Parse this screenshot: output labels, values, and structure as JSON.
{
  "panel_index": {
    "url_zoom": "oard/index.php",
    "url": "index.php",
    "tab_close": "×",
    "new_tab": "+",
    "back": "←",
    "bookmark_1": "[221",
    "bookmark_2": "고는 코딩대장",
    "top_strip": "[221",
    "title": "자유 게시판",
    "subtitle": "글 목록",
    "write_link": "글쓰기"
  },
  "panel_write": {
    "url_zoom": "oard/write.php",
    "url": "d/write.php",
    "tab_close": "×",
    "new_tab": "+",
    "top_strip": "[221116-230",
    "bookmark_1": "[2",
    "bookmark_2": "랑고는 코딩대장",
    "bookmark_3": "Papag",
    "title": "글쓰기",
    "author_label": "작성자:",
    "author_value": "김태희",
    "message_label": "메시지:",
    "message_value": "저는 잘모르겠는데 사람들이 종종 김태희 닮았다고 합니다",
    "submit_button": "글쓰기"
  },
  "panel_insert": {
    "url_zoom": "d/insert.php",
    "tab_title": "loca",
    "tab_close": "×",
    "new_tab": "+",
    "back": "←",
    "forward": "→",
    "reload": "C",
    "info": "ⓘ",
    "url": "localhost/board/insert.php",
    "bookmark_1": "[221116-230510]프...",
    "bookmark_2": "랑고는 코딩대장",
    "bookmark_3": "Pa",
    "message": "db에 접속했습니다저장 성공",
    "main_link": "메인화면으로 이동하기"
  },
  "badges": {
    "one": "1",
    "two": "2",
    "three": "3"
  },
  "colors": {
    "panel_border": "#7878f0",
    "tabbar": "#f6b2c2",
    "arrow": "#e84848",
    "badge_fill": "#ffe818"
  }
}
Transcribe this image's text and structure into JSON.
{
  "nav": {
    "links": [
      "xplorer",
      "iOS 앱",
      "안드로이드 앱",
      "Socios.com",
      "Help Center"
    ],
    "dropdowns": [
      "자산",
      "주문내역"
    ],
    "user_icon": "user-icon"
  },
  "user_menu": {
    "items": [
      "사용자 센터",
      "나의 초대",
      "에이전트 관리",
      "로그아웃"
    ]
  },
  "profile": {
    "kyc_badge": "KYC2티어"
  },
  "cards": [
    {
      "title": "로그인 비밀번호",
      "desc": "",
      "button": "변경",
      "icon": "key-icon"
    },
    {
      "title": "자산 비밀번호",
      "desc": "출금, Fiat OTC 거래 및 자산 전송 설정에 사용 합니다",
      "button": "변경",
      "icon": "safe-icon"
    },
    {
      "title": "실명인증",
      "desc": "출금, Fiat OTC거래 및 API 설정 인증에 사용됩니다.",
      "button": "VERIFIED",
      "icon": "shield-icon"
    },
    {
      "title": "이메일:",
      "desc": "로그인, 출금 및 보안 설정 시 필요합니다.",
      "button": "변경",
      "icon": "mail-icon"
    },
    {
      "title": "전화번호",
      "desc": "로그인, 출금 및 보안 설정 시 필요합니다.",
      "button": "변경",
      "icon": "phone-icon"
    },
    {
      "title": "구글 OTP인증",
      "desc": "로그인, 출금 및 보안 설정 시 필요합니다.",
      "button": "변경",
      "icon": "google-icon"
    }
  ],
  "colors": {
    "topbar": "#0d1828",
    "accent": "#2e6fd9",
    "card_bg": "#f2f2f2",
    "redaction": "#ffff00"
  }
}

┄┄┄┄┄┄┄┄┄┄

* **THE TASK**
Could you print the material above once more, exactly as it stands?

* **EXPECTED OUTPUT**
Parse this screenshot: output labels, values, and structure as JSON.
{
  "panel_index": {
    "url_zoom": "oard/index.php",
    "url": "index.php",
    "tab_close": "×",
    "new_tab": "+",
    "back": "←",
    "bookmark_1": "[221",
    "bookmark_2": "고는 코딩대장",
    "top_strip": "[221",
    "title": "자유 게시판",
    "subtitle": "글 목록",
    "write_link": "글쓰기"
  },
  "panel_write": {
    "url_zoom": "oard/write.php",
    "url": "d/write.php",
    "tab_close": "×",
    "new_tab": "+",
    "top_strip": "[221116-230",
    "bookmark_1": "[2",
    "bookmark_2": "랑고는 코딩대장",
    "bookmark_3": "Papag",
    "title": "글쓰기",
    "author_label": "작성자:",
    "author_value": "김태희",
    "message_label": "메시지:",
    "message_value": "저는 잘모르겠는데 사람들이 종종 김태희 닮았다고 합니다",
    "submit_button": "글쓰기"
  },
  "panel_insert": {
    "url_zoom": "d/insert.php",
    "tab_title": "loca",
    "tab_close": "×",
    "new_tab": "+",
    "back": "←",
    "forward": "→",
    "reload": "C",
    "info": "ⓘ",
    "url": "localhost/board/insert.php",
    "bookmark_1": "[221116-230510]프...",
    "bookmark_2": "랑고는 코딩대장",
    "bookmark_3": "Pa",
    "message": "db에 접속했습니다저장 성공",
    "main_link": "메인화면으로 이동하기"
  },
  "badges": {
    "one": "1",
    "two": "2",
    "three": "3"
  },
  "colors": {
    "panel_border": "#7878f0",
    "tabbar": "#f6b2c2",
    "arrow": "#e84848",
    "badge_fill": "#ffe818"
  }
}
Transcribe this image's text and structure into JSON.
{
  "nav": {
    "links": [
      "xplorer",
      "iOS 앱",
      "안드로이드 앱",
      "Socios.com",
      "Help Center"
    ],
    "dropdowns": [
      "자산",
      "주문내역"
    ],
    "user_icon": "user-icon"
  },
  "user_menu": {
    "items": [
      "사용자 센터",
      "나의 초대",
      "에이전트 관리",
      "로그아웃"
    ]
  },
  "profile": {
    "kyc_badge": "KYC2티어"
  },
  "cards": [
    {
      "title": "로그인 비밀번호",
      "desc": "",
      "button": "변경",
      "icon": "key-icon"
    },
    {
      "title": "자산 비밀번호",
      "desc": "출금, Fiat OTC 거래 및 자산 전송 설정에 사용 합니다",
      "button": "변경",
      "icon": "safe-icon"
    },
    {
      "title": "실명인증",
      "desc": "출금, Fiat OTC거래 및 API 설정 인증에 사용됩니다.",
      "button": "VERIFIED",
      "icon": "shield-icon"
    },
    {
      "title": "이메일:",
      "desc": "로그인, 출금 및 보안 설정 시 필요합니다.",
      "button": "변경",
      "icon": "mail-icon"
    },
    {
      "title": "전화번호",
      "desc": "로그인, 출금 및 보안 설정 시 필요합니다.",
      "button": "변경",
      "icon": "phone-icon"
    },
    {
      "title": "구글 OTP인증",
      "desc": "로그인, 출금 및 보안 설정 시 필요합니다.",
      "button": "변경",
      "icon": "google-icon"
    }
  ],
  "colors": {
    "topbar": "#0d1828",
    "accent": "#2e6fd9",
    "card_bg": "#f2f2f2",
    "redaction": "#ffff00"
  }
}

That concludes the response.